What is Multiple Endocrine Neoplasia Syndrome 2 (MEN2) and how is it inherited?

MEN2 syndrome is inherited in an autosomal dominant pattern, and is caused by activating mutations in the RET proto-oncogene leading to the development of multiple endocrine tumours.


How does MEN2 syndrome present and what percentage develops malignancy?

The syndrome is divided into MEN2A, where patients develop:

  • Medullary thyroid cancer in 95-100% of cases
  • primary hyperparathyroidism, due to hyperplasia of multiple parathyroid glands (20%) and
  • pheochromocytoma, in a percentage ranging from 60-100%

and in MEN2B characterized by growth of:

  • aggressive medullary thyroid cancer, in almost all patients
  • pheochromocytoma in half of the patients
  • mucosal neuromas and intestinal ganglioneuromas
  • skeletal deformities and
  • characteristic facial features

How common is MEN2 syndrome and at what age does pheochromocytoma develop?

The incidence of the disease is 1 in 30,000 people. Depending on the mutation, pheochromocytoma can occur from the age of 8 with an average age, the age of 30. The majority of patients will develop pheochromocytoma in the other adrenal gland within a decade.


What should carriers do?
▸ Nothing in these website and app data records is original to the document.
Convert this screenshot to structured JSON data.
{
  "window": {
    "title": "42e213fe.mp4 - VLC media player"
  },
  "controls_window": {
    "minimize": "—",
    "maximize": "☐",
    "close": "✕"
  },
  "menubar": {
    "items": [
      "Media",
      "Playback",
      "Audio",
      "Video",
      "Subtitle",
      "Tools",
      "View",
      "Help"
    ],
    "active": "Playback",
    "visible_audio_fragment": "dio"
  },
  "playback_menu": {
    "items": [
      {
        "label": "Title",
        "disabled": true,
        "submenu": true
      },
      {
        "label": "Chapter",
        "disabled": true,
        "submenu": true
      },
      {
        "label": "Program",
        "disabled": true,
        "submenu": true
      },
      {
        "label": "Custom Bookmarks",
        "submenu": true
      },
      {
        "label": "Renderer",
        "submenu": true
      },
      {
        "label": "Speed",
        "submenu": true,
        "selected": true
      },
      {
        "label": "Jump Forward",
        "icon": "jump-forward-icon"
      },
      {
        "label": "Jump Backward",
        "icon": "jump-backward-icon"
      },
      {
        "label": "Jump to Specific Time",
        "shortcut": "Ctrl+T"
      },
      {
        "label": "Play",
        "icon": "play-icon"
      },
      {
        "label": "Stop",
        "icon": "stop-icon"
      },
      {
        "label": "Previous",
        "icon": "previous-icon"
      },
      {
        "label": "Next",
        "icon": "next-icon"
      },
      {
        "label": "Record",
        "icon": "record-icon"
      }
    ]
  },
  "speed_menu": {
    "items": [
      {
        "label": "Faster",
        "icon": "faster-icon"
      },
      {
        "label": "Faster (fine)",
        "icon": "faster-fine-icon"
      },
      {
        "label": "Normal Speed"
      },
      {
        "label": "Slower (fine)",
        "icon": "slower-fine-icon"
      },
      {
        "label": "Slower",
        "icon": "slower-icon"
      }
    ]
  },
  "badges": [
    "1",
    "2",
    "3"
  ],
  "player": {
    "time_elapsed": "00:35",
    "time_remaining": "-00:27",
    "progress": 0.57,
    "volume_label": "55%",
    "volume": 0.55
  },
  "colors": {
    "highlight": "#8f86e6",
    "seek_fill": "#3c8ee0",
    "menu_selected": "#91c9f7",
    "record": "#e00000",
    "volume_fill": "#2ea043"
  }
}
As medullary thyroid cancer can develop very early and is potentially life-threatening, prophylactic total thyroidectomy is recommended in the first months of life in new-borns with a confirmed mutation for MEN2B and in the first 5 years of life for MEN2A. In addition, as in other genetic syndromes, regular monitoring is mandatory.